Available records:
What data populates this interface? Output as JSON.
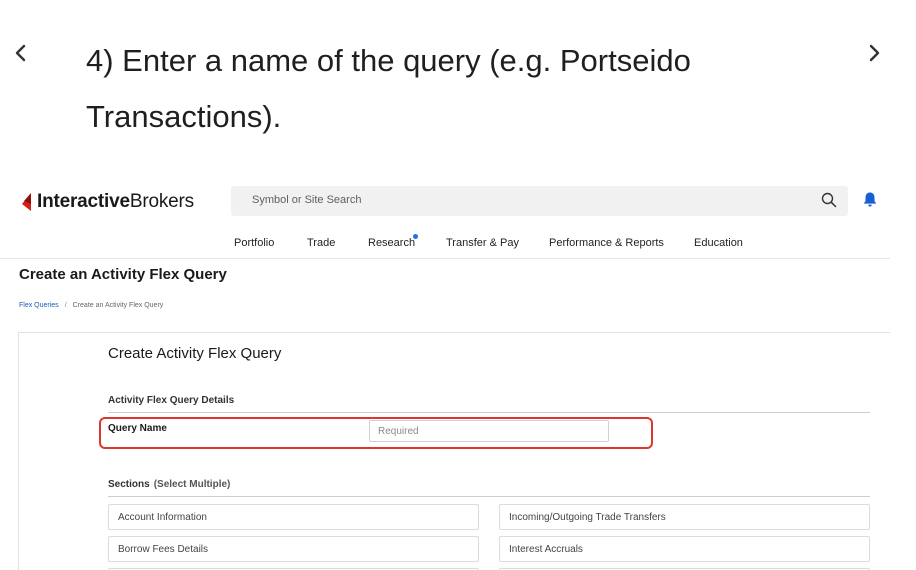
{
  "tutorial": {
    "step_text": "4) Enter a name of the query (e.g. Portseido Transactions).",
    "prev_icon": "chevron-left-icon",
    "next_icon": "chevron-right-icon"
  },
  "header": {
    "logo": {
      "bold": "Interactive",
      "regular": "Brokers",
      "mark_color": "#d81b1b"
    },
    "search": {
      "placeholder": "Symbol or Site Search",
      "icon": "search-icon"
    },
    "bell_icon": "bell-icon",
    "accent_color": "#1a73e8"
  },
  "nav": {
    "items": [
      "Portfolio",
      "Trade",
      "Research",
      "Transfer & Pay",
      "Performance & Reports",
      "Education"
    ]
  },
  "page": {
    "title": "Create an Activity Flex Query",
    "breadcrumb": {
      "link": "Flex Queries",
      "separator": "/",
      "current": "Create an Activity Flex Query"
    }
  },
  "form": {
    "title": "Create Activity Flex Query",
    "details_heading": "Activity Flex Query Details",
    "query_name_label": "Query Name",
    "query_name_placeholder": "Required",
    "query_name_value": "",
    "highlight_color": "#e0352b",
    "sections_heading": "Sections",
    "sections_hint": "(Select Multiple)",
    "sections": [
      "Account Information",
      "Incoming/Outgoing Trade Transfers",
      "Borrow Fees Details",
      "Interest Accruals"
    ]
  }
}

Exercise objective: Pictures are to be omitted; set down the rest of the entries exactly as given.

Response:
What data populates this interface? Output as JSON.
{
  "tutorial": {
    "step_text": "4) Enter a name of the query (e.g. Portseido Transactions).",
    "prev_icon": "chevron-left-icon",
    "next_icon": "chevron-right-icon"
  },
  "header": {
    "logo": {
      "bold": "Interactive",
      "regular": "Brokers",
      "mark_color": "#d81b1b"
    },
    "search": {
      "placeholder": "Symbol or Site Search",
      "icon": "search-icon"
    },
    "bell_icon": "bell-icon",
    "accent_color": "#1a73e8"
  },
  "nav": {
    "items": [
      "Portfolio",
      "Trade",
      "Research",
      "Transfer & Pay",
      "Performance & Reports",
      "Education"
    ]
  },
  "page": {
    "title": "Create an Activity Flex Query",
    "breadcrumb": {
      "link": "Flex Queries",
      "separator": "/",
      "current": "Create an Activity Flex Query"
    }
  },
  "form": {
    "title": "Create Activity Flex Query",
    "details_heading": "Activity Flex Query Details",
    "query_name_label": "Query Name",
    "query_name_placeholder": "Required",
    "query_name_value": "",
    "highlight_color": "#e0352b",
    "sections_heading": "Sections",
    "sections_hint": "(Select Multiple)",
    "sections": [
      "Account Information",
      "Incoming/Outgoing Trade Transfers",
      "Borrow Fees Details",
      "Interest Accruals"
    ]
  }
}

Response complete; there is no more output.